Content starts

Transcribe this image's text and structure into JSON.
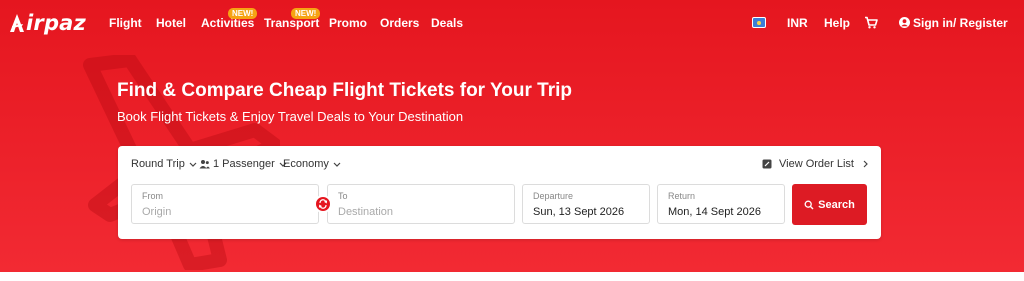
{
  "brand": {
    "logo_text": "irpaz",
    "logo_letter": "A"
  },
  "nav": {
    "items": [
      {
        "label": "Flight"
      },
      {
        "label": "Hotel"
      },
      {
        "label": "Activities",
        "badge": "NEW!"
      },
      {
        "label": "Transport",
        "badge": "NEW!"
      },
      {
        "label": "Promo"
      },
      {
        "label": "Orders"
      },
      {
        "label": "Deals"
      }
    ]
  },
  "header_right": {
    "currency": "INR",
    "help": "Help",
    "signin": "Sign in/ Register"
  },
  "hero": {
    "title": "Find & Compare Cheap Flight Tickets for Your Trip",
    "subtitle": "Book Flight Tickets & Enjoy Travel Deals to Your Destination"
  },
  "search": {
    "trip_type": "Round Trip",
    "passengers": "1 Passenger",
    "cabin_class": "Economy",
    "view_order_list": "View Order List",
    "from": {
      "label": "From",
      "placeholder": "Origin"
    },
    "to": {
      "label": "To",
      "placeholder": "Destination"
    },
    "departure": {
      "label": "Departure",
      "value": "Sun, 13 Sept 2026"
    },
    "return": {
      "label": "Return",
      "value": "Mon, 14 Sept 2026"
    },
    "button": "Search"
  },
  "colors": {
    "brand_red": "#e5161f",
    "badge_orange": "#f6a313",
    "button_red": "#dd1b24"
  }
}
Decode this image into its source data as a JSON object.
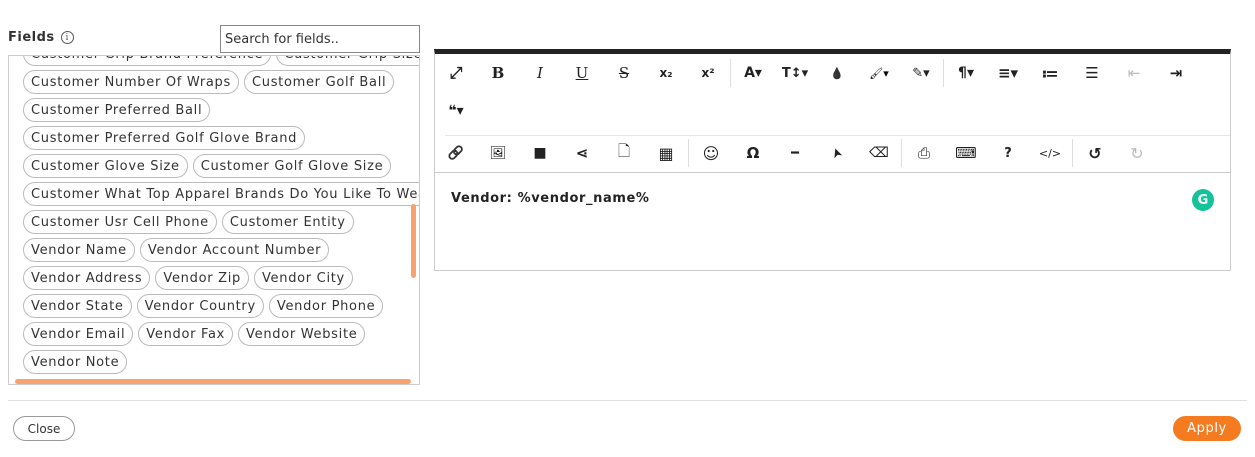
{
  "fields_label": "Fields",
  "search": {
    "placeholder": "Search for fields.."
  },
  "tag_rows": [
    [
      "Customer Grip Brand Preference",
      "Customer Grip Size"
    ],
    [
      "Customer Number Of Wraps",
      "Customer Golf Ball"
    ],
    [
      "Customer Preferred Ball"
    ],
    [
      "Customer Preferred Golf Glove Brand"
    ],
    [
      "Customer Glove Size",
      "Customer Golf Glove Size"
    ],
    [
      "Customer What Top Apparel Brands Do You Like To Wear?"
    ],
    [
      "Customer Usr Cell Phone",
      "Customer Entity"
    ],
    [
      "Vendor Name",
      "Vendor Account Number"
    ],
    [
      "Vendor Address",
      "Vendor Zip",
      "Vendor City"
    ],
    [
      "Vendor State",
      "Vendor Country",
      "Vendor Phone"
    ],
    [
      "Vendor Email",
      "Vendor Fax",
      "Vendor Website"
    ],
    [
      "Vendor Note"
    ]
  ],
  "editor": {
    "content": "Vendor: %vendor_name%",
    "grammarly_letter": "G"
  },
  "toolbar_row1": [
    {
      "name": "fullscreen-icon",
      "glyph": "⤢"
    },
    {
      "name": "bold-icon",
      "glyph": "B"
    },
    {
      "name": "italic-icon",
      "glyph": "I"
    },
    {
      "name": "underline-icon",
      "glyph": "U"
    },
    {
      "name": "strikethrough-icon",
      "glyph": "S"
    },
    {
      "name": "subscript-icon",
      "glyph": "x₂"
    },
    {
      "name": "superscript-icon",
      "glyph": "x²"
    },
    {
      "sep": true
    },
    {
      "name": "font-family-icon",
      "glyph": "A▾"
    },
    {
      "name": "font-size-icon",
      "glyph": "T↕▾"
    },
    {
      "name": "text-color-icon",
      "glyph": "💧"
    },
    {
      "name": "paint-brush-icon",
      "glyph": "🖌▾"
    },
    {
      "name": "magic-wand-icon",
      "glyph": "✎▾"
    },
    {
      "sep": true
    },
    {
      "name": "paragraph-icon",
      "glyph": "¶▾"
    },
    {
      "name": "align-icon",
      "glyph": "≡▾"
    },
    {
      "name": "ordered-list-icon",
      "glyph": "≔"
    },
    {
      "name": "unordered-list-icon",
      "glyph": "☰"
    },
    {
      "name": "outdent-icon",
      "glyph": "⇤"
    },
    {
      "name": "indent-icon",
      "glyph": "⇥"
    }
  ],
  "toolbar_row2": [
    {
      "name": "quote-icon",
      "glyph": "❝▾"
    }
  ],
  "toolbar_row3": [
    {
      "name": "link-icon",
      "glyph": "🔗"
    },
    {
      "name": "image-icon",
      "glyph": "🖼"
    },
    {
      "name": "video-icon",
      "glyph": "■"
    },
    {
      "name": "share-icon",
      "glyph": "⋖"
    },
    {
      "name": "file-icon",
      "glyph": "🗋"
    },
    {
      "name": "table-icon",
      "glyph": "▦"
    },
    {
      "sep": true
    },
    {
      "name": "emoji-icon",
      "glyph": "☺"
    },
    {
      "name": "special-char-icon",
      "glyph": "Ω"
    },
    {
      "name": "horizontal-line-icon",
      "glyph": "━"
    },
    {
      "name": "select-all-icon",
      "glyph": "➤"
    },
    {
      "name": "clear-format-icon",
      "glyph": "⌫"
    },
    {
      "sep": true
    },
    {
      "name": "print-icon",
      "glyph": "⎙"
    },
    {
      "name": "keyboard-icon",
      "glyph": "⌨"
    },
    {
      "name": "help-icon",
      "glyph": "?"
    },
    {
      "name": "code-view-icon",
      "glyph": "</>"
    },
    {
      "sep": true
    },
    {
      "name": "undo-icon",
      "glyph": "↺"
    },
    {
      "name": "redo-icon",
      "glyph": "↻"
    }
  ],
  "buttons": {
    "close": "Close",
    "apply": "Apply"
  },
  "colors": {
    "accent": "#f47b20",
    "scrollbar": "#f7a26f",
    "grammarly": "#15c39a"
  }
}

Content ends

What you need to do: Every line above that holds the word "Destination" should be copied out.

Solution:
    "subtitle": "Book Flight Tickets & Enjoy Travel Deals to Your Destination"
      "placeholder": "Destination"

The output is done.